Scottish tunesmith K.T. Tunstall, lunching on bagels at a tiny Manhattan deli, was thinking about a surreal Chinese dinner the previous evening, particularly the fortune in her cookie.
"It’s the best one I ever got," she says. "It said ‘Do not follow the path — make your own path, and leave a trail.’" Then who should stroll into the cafe but reclusive Strokes leader Julian Casablancas, who recognizes Tunstall, strikes up a conversation, and swears he’s such a fan he wants to record with her some day. Quite a trail, indeed.
Once the Stroke leaves, Tunstall is dumbfounded. "Can you believe that just happened? Who else is coming in for coffee? Timbaland?"
But it’s a great reminder of how far this whimsical singer has come in three years.
After struggling for ages to be heard, she was recruited for a U.K. variety show when rapper Nas canceled. Using her trademark AKAI Headrush looping pedal, the guitarist launched into a one-gal-band version of her "Black Horse and the Cherry Tree," and the BBC’s phone lines lit up. Tunstall was a hit, and the song was quickly added to her debut, "Eye to the Telescope," which went quintuple platinum overseas, won her a Brit and Ivor Novello Award and a Grammy nomination, and found early airplay here in The City on KFOG.
She’ll return the favor by headlining KFOG’s annual Concert for Kids in Oakland on Thursday (David Gray is also on the bill), backing her new sophomore Virgin set "Drastic Fantastic."
"It recently dawned on me that this is a total comic-book existence, what I do," says Tunstall, 32. "You go to weird places, meet weird people, and you end up in these mad situations. It’s just crazy. Elton John says hello at a soundcheck, then the next morning you’re in a helicopter, flying to play a party in the French Alps. Then you finish the evening with a cup of tea, looking out your window at the Empire State Building, thinking ‘This isn’t really possible!’ It feels like time travel — a week feels like a month, a day feels like a week."
Naturally, Tunstall didn’t alter her winning folk-pop formula for "Drastic." "Hold On" was already a hit, and new single "Saving My Face" boasts an equally chiming hook.
It was inspired, in typically kooky K.T. fashion, by a television documentary, she says, "about these 60-year-old women who were having plastic surgery.

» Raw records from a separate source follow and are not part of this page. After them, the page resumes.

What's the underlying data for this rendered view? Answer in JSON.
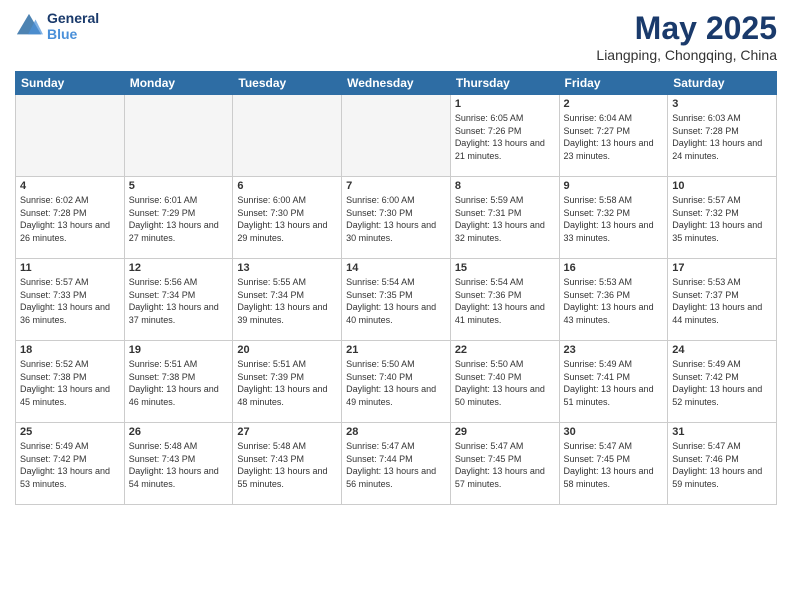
{
  "header": {
    "logo_general": "General",
    "logo_blue": "Blue",
    "title": "May 2025",
    "subtitle": "Liangping, Chongqing, China"
  },
  "weekdays": [
    "Sunday",
    "Monday",
    "Tuesday",
    "Wednesday",
    "Thursday",
    "Friday",
    "Saturday"
  ],
  "weeks": [
    [
      {
        "day": "",
        "empty": true
      },
      {
        "day": "",
        "empty": true
      },
      {
        "day": "",
        "empty": true
      },
      {
        "day": "",
        "empty": true
      },
      {
        "day": "1",
        "sunrise": "Sunrise: 6:05 AM",
        "sunset": "Sunset: 7:26 PM",
        "daylight": "Daylight: 13 hours and 21 minutes."
      },
      {
        "day": "2",
        "sunrise": "Sunrise: 6:04 AM",
        "sunset": "Sunset: 7:27 PM",
        "daylight": "Daylight: 13 hours and 23 minutes."
      },
      {
        "day": "3",
        "sunrise": "Sunrise: 6:03 AM",
        "sunset": "Sunset: 7:28 PM",
        "daylight": "Daylight: 13 hours and 24 minutes."
      }
    ],
    [
      {
        "day": "4",
        "sunrise": "Sunrise: 6:02 AM",
        "sunset": "Sunset: 7:28 PM",
        "daylight": "Daylight: 13 hours and 26 minutes."
      },
      {
        "day": "5",
        "sunrise": "Sunrise: 6:01 AM",
        "sunset": "Sunset: 7:29 PM",
        "daylight": "Daylight: 13 hours and 27 minutes."
      },
      {
        "day": "6",
        "sunrise": "Sunrise: 6:00 AM",
        "sunset": "Sunset: 7:30 PM",
        "daylight": "Daylight: 13 hours and 29 minutes."
      },
      {
        "day": "7",
        "sunrise": "Sunrise: 6:00 AM",
        "sunset": "Sunset: 7:30 PM",
        "daylight": "Daylight: 13 hours and 30 minutes."
      },
      {
        "day": "8",
        "sunrise": "Sunrise: 5:59 AM",
        "sunset": "Sunset: 7:31 PM",
        "daylight": "Daylight: 13 hours and 32 minutes."
      },
      {
        "day": "9",
        "sunrise": "Sunrise: 5:58 AM",
        "sunset": "Sunset: 7:32 PM",
        "daylight": "Daylight: 13 hours and 33 minutes."
      },
      {
        "day": "10",
        "sunrise": "Sunrise: 5:57 AM",
        "sunset": "Sunset: 7:32 PM",
        "daylight": "Daylight: 13 hours and 35 minutes."
      }
    ],
    [
      {
        "day": "11",
        "sunrise": "Sunrise: 5:57 AM",
        "sunset": "Sunset: 7:33 PM",
        "daylight": "Daylight: 13 hours and 36 minutes."
      },
      {
        "day": "12",
        "sunrise": "Sunrise: 5:56 AM",
        "sunset": "Sunset: 7:34 PM",
        "daylight": "Daylight: 13 hours and 37 minutes."
      },
      {
        "day": "13",
        "sunrise": "Sunrise: 5:55 AM",
        "sunset": "Sunset: 7:34 PM",
        "daylight": "Daylight: 13 hours and 39 minutes."
      },
      {
        "day": "14",
        "sunrise": "Sunrise: 5:54 AM",
        "sunset": "Sunset: 7:35 PM",
        "daylight": "Daylight: 13 hours and 40 minutes."
      },
      {
        "day": "15",
        "sunrise": "Sunrise: 5:54 AM",
        "sunset": "Sunset: 7:36 PM",
        "daylight": "Daylight: 13 hours and 41 minutes."
      },
      {
        "day": "16",
        "sunrise": "Sunrise: 5:53 AM",
        "sunset": "Sunset: 7:36 PM",
        "daylight": "Daylight: 13 hours and 43 minutes."
      },
      {
        "day": "17",
        "sunrise": "Sunrise: 5:53 AM",
        "sunset": "Sunset: 7:37 PM",
        "daylight": "Daylight: 13 hours and 44 minutes."
      }
    ],
    [
      {
        "day": "18",
        "sunrise": "Sunrise: 5:52 AM",
        "sunset": "Sunset: 7:38 PM",
        "daylight": "Daylight: 13 hours and 45 minutes."
      },
      {
        "day": "19",
        "sunrise": "Sunrise: 5:51 AM",
        "sunset": "Sunset: 7:38 PM",
        "daylight": "Daylight: 13 hours and 46 minutes."
      },
      {
        "day": "20",
        "sunrise": "Sunrise: 5:51 AM",
        "sunset": "Sunset: 7:39 PM",
        "daylight": "Daylight: 13 hours and 48 minutes."
      },
      {
        "day": "21",
        "sunrise": "Sunrise: 5:50 AM",
        "sunset": "Sunset: 7:40 PM",
        "daylight": "Daylight: 13 hours and 49 minutes."
      },
      {
        "day": "22",
        "sunrise": "Sunrise: 5:50 AM",
        "sunset": "Sunset: 7:40 PM",
        "daylight": "Daylight: 13 hours and 50 minutes."
      },
      {
        "day": "23",
        "sunrise": "Sunrise: 5:49 AM",
        "sunset": "Sunset: 7:41 PM",
        "daylight": "Daylight: 13 hours and 51 minutes."
      },
      {
        "day": "24",
        "sunrise": "Sunrise: 5:49 AM",
        "sunset": "Sunset: 7:42 PM",
        "daylight": "Daylight: 13 hours and 52 minutes."
      }
    ],
    [
      {
        "day": "25",
        "sunrise": "Sunrise: 5:49 AM",
        "sunset": "Sunset: 7:42 PM",
        "daylight": "Daylight: 13 hours and 53 minutes."
      },
      {
        "day": "26",
        "sunrise": "Sunrise: 5:48 AM",
        "sunset": "Sunset: 7:43 PM",
        "daylight": "Daylight: 13 hours and 54 minutes."
      },
      {
        "day": "27",
        "sunrise": "Sunrise: 5:48 AM",
        "sunset": "Sunset: 7:43 PM",
        "daylight": "Daylight: 13 hours and 55 minutes."
      },
      {
        "day": "28",
        "sunrise": "Sunrise: 5:47 AM",
        "sunset": "Sunset: 7:44 PM",
        "daylight": "Daylight: 13 hours and 56 minutes."
      },
      {
        "day": "29",
        "sunrise": "Sunrise: 5:47 AM",
        "sunset": "Sunset: 7:45 PM",
        "daylight": "Daylight: 13 hours and 57 minutes."
      },
      {
        "day": "30",
        "sunrise": "Sunrise: 5:47 AM",
        "sunset": "Sunset: 7:45 PM",
        "daylight": "Daylight: 13 hours and 58 minutes."
      },
      {
        "day": "31",
        "sunrise": "Sunrise: 5:47 AM",
        "sunset": "Sunset: 7:46 PM",
        "daylight": "Daylight: 13 hours and 59 minutes."
      }
    ]
  ]
}
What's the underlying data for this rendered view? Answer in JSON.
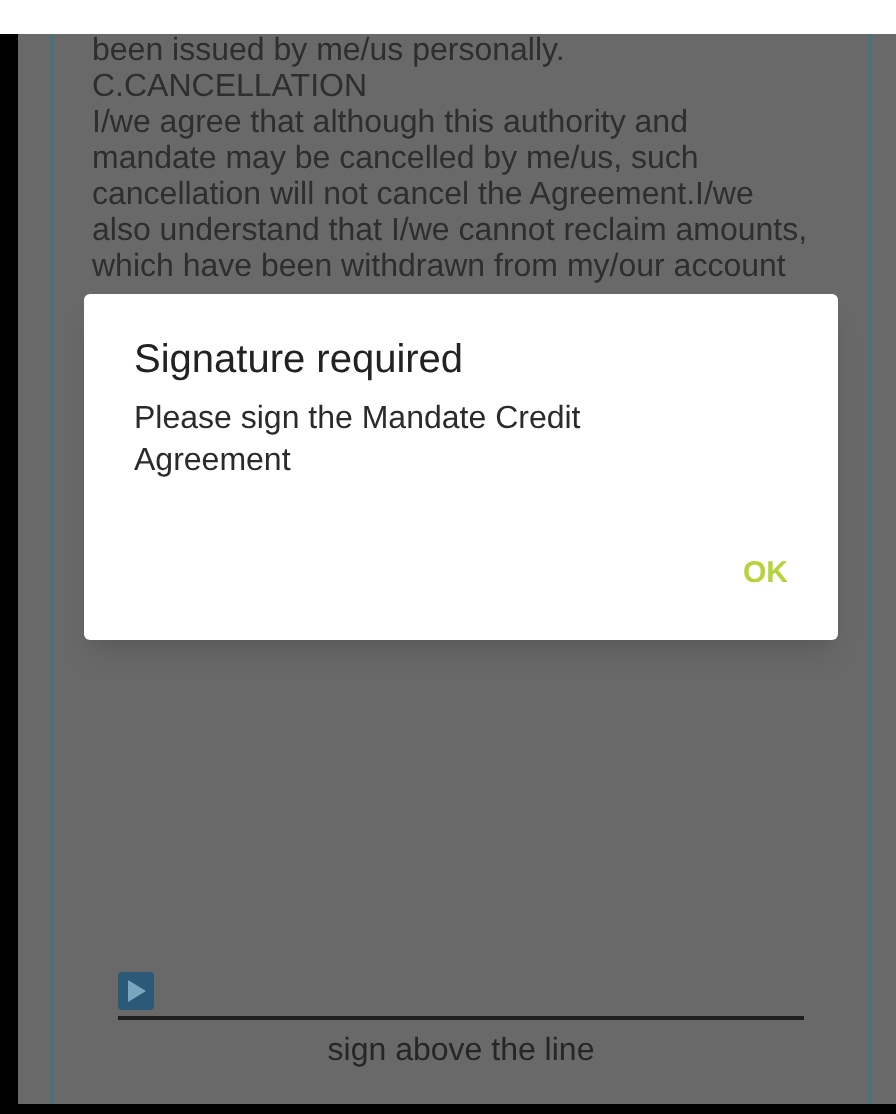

Some of ’em were quite obviously looking in the mirror and going ‘Oh my God — I have a neck like a damned turtle!’ I’m just fascinated by our culture’s reaction to, and treatment of, beauty."
The artist doesn’t fear change, though. "I desperately want to see America with a Democratic president," she says, aware that her "Suddenly I See" was a final contender for Hillary Clinton’s campaign theme song.
A vegetarian, she’s gone green, touring in a biodiesel bus, helping found environmental group Global Cool, and offsetting album sales through Carbon Neutral, which has planted over 5,000 new trees in Scotland’s Carrifran Wildwood.
Where: Paramount Theatre, 2025 Broadway, Oakland
When: 7:30 p.m. Thursday
Tickets: $30 to $125